Has the senator reached out to you after that encounter?
No, she hasn’t. She has said she was not going to apologise.
Were you eventually able to make your contributions at the hearing?
No, and my colleagues were not able to make our contributions at the hearing on Wednesday. And I did not bother going the following day (Thursday).
People were already calling me not to come. Some told me to lie low while some said I should have come and made my presentation, but I have submitted the document containing our presentation.
What is the content of the document you submitted at the hearing?
First (point) is that we do not believe in a review or an amendment. What we want is a new constitution that is borne out of true consultation with all Nigerians; we want everyone to be represented in the constitution, especially with respect to certain areas like power, accountability, universal right to basic education and we want the girl-child to be well-educated and that the government must respect the rule of law. These are some of the things in the document.
Do you feel threatened after that encounter with the senator?
Nobody has threatened me and I don’t want to be threatened. I feel I have not stepped on anybody’s toes; I only stood on my rights as a citizen and I have demanded accountability from those in government.
You said you are a politician. When did you start your political journey?
I joined politics in 2018. I am a member of the pan-Yoruba socio-political group, Afenifere. I attend meetings and contribute my quota. Afenifere is non-partisan and not based on any political party; it is a group that wants the best for the citizens of the Federal Republic of Nigeria. Afenifere is passionate about social welfare, education, amongst others.
After being a member for a while, I decided to put my money where my mouth is. It is just like watching a football match at home and you say, ‘Oh, that footballer didn’t kick the ball well,’ when you are not on the field. I registered with a party then but the registration was short-lived. I later joined the Social Democratic Party. After a year or so, I decided to pick up the ticket contesting for Lagos State House of Assembly, Eti-Osa Constituency 2 in 2019. I won at the primaries. I got the ticket but I didn’t win the election.
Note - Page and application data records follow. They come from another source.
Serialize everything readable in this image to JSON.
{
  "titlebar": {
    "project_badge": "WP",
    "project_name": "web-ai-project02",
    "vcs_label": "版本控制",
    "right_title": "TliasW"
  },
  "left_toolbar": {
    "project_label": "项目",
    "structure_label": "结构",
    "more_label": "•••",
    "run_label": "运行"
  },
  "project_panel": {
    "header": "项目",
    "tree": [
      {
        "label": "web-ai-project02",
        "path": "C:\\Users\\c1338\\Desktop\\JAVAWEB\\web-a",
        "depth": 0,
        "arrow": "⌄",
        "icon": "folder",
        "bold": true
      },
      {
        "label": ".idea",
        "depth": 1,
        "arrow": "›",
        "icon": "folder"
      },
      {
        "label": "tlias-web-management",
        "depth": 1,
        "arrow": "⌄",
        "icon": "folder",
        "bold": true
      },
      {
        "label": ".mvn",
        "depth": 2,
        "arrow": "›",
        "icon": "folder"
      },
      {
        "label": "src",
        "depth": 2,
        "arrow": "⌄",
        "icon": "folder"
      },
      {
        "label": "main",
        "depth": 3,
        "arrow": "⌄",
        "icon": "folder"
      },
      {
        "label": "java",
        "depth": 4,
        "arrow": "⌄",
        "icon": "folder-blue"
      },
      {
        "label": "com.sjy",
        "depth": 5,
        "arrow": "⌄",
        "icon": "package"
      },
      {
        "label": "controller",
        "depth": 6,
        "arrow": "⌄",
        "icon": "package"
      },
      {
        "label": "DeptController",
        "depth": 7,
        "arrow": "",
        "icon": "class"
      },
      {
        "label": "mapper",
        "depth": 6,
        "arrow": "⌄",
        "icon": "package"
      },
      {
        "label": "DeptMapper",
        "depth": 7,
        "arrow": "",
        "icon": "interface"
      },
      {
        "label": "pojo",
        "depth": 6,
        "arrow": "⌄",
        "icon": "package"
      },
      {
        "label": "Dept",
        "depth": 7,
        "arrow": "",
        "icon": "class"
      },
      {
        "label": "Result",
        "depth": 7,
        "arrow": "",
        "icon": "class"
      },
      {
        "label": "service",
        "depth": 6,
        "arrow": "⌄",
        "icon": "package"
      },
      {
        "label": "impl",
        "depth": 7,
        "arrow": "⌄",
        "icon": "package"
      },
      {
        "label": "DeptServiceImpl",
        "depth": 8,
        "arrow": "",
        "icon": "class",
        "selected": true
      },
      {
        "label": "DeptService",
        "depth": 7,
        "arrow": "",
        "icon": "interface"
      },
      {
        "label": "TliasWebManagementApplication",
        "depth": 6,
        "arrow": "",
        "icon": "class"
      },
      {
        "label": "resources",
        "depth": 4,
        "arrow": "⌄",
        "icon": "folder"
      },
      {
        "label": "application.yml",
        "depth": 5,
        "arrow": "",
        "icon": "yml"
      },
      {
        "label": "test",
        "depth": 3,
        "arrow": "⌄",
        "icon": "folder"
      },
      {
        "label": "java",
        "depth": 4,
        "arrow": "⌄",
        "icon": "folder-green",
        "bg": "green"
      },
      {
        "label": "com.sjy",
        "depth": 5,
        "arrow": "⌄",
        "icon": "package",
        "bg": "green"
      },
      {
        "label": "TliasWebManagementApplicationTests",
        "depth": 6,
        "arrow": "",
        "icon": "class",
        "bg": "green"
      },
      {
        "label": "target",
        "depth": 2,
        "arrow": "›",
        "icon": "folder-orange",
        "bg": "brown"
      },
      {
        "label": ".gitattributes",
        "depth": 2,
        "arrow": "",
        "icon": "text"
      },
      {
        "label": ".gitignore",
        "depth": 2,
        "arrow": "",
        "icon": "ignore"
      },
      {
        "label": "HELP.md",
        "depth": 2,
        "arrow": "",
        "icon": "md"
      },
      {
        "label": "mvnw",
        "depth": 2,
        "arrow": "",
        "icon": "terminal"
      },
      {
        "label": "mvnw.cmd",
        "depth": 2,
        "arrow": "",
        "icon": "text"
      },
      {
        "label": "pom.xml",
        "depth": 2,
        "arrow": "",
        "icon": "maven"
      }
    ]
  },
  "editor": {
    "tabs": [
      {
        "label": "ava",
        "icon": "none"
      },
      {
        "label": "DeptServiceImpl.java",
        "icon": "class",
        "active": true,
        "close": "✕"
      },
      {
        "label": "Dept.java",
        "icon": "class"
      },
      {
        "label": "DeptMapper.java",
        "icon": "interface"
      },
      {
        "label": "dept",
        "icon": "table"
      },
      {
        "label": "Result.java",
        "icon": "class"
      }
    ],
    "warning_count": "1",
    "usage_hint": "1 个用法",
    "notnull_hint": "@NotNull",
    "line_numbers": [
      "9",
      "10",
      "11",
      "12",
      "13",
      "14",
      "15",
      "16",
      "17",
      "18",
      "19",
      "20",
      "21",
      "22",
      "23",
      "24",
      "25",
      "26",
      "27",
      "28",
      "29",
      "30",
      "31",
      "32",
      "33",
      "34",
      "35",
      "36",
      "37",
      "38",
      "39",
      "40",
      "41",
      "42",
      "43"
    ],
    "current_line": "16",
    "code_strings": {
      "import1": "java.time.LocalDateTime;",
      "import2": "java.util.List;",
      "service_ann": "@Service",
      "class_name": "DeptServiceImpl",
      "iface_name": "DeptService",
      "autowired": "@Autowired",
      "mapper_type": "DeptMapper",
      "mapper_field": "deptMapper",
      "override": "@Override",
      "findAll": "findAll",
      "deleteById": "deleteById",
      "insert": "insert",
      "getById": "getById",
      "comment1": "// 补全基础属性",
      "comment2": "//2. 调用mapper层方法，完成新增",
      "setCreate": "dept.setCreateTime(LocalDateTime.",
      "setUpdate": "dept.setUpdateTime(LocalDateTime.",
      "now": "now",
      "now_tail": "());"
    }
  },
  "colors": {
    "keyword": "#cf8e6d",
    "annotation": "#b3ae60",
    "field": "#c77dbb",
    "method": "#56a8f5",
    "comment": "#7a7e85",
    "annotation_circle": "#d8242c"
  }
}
Why do you think you lost the election?
The 2019 election took almost everything from me; it was the most difficult thing I have ever done aside from childbirth. That is the problem with women and politics. The people are hungry and there is so much poverty in the land. People are ready to sell their votes for whatever it is. On the day of the election, people were saying, ‘Mama, even if it is N500, give me.’ I went from door to door during my campaign and rally. I met people and spoke with people. Throughout my campaign, I never gave anyone money and I told the people until we change the narrative, our children won’t be able to contest election in this country. We cannot continue to use the money to contest elections in this country because you do not stand a chance and your children do not stand a chance. So, I lost because I was not from the ruling party and because I didn’t give out money to the people.
The mindset of the people is that election comes once in four years and they need to get all that they could get from you. Also, they can’t read your mind and they cannot differentiate between you and the others.